In Buddhism, there are “Four immeasurables” — divine dwellings or perfect virtues that Buddha taught his monks to encourage and cultivate through meditation. These are loving kindness, equanimity, appreciation, and compassion.
Out of this four, compassion, also known as Karuna among Buddhists, is probably the most difficult mental state to develop. Compassion comes from truly understanding others, putting yourself in someone else’s shoes and walking a mile in them. And most of the time, it’s not an easy thing to do.
In addition, only a thin line separates compassion from emotions such as sorrow, pity, and resentment. If you’re not careful, these emotions can work their way into your state of mind and dampen your well-being.
However, compassion meditation is just as important and vital as the rest. Here’s how you can do it safely.
Prepare yourself. Strengthen your connection to the three other divine states first. It will deepen and develop your sincerity towards others. Spend time learning the rest and compassion will come naturally later on.
Moreover, the compassion you’ll have for others will be a reflection of the compassion you have for yourself. So it’s best to be a “bigger and better” person first.

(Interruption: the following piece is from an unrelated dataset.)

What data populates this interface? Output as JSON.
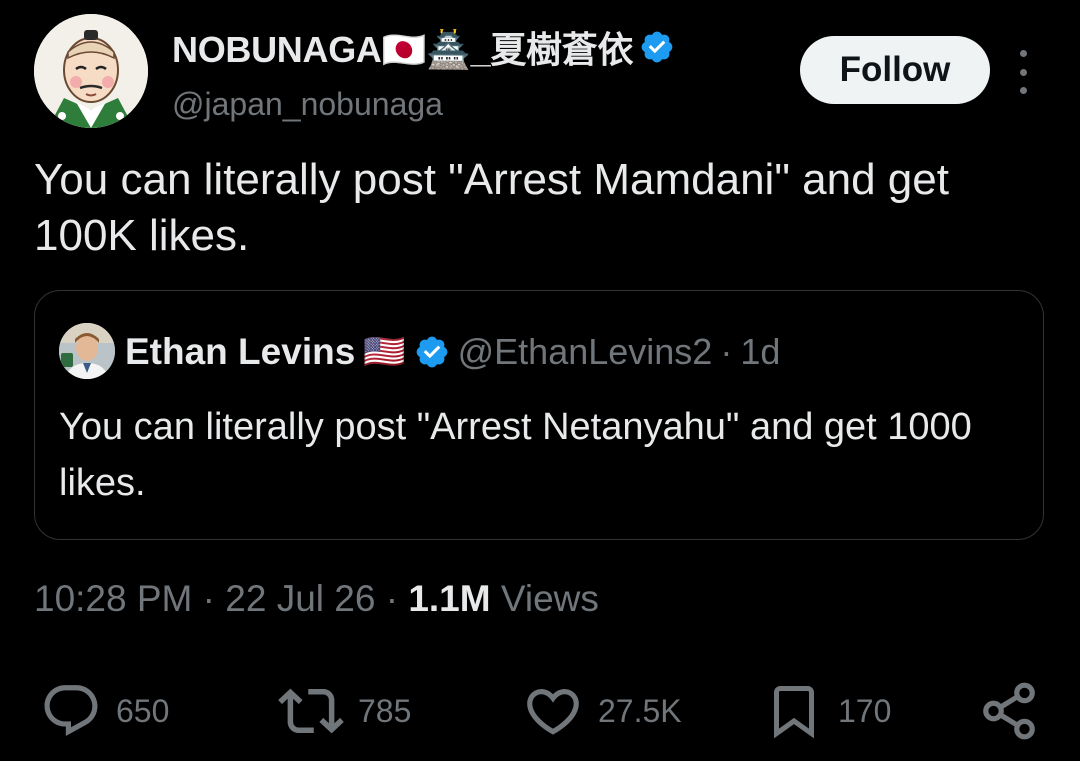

Set aside time to be alone. Find a quiet place and choose a position you’ll be most comfortable in. Be aware of your body and release all the tension you feel, may it be physical or mental. Take your time and let your focus and awareness build.
Think about a person or a situation you felt sorry for. Ruminate about what had happened and allow empathy to manifest and direct you. Focus only on the aspects you feel genuinely sincere about.
Next, start wishing them well. In your mind, send them healing and peaceful vibrations with words such as “May you recover from your loss soon” or “May you heal and recover faster“. Mean what you say inside your head and truly feel for them.
But if thoughts or judgement enters your mind, don’t let it affect you. Just return to the reason why you sincerely feel compassion towards the object of your meditation.
Also, loosen your grasp on distracting and hindering emotions such as hostility, sorrow, frustrations, desires, and coldness. Whether you feel them towards people you know or yourself, let them go. Focus on the compassion you feel and let it take over your awareness.
After ending your meditation, stay compassionate throughout the day. Continue finding reasons to be kind and sympathetic. It will develop your mind and strengthen “Karuna”, the 4th divine dwelling in your life, and allow you to be more understanding, forgiving and tolerant.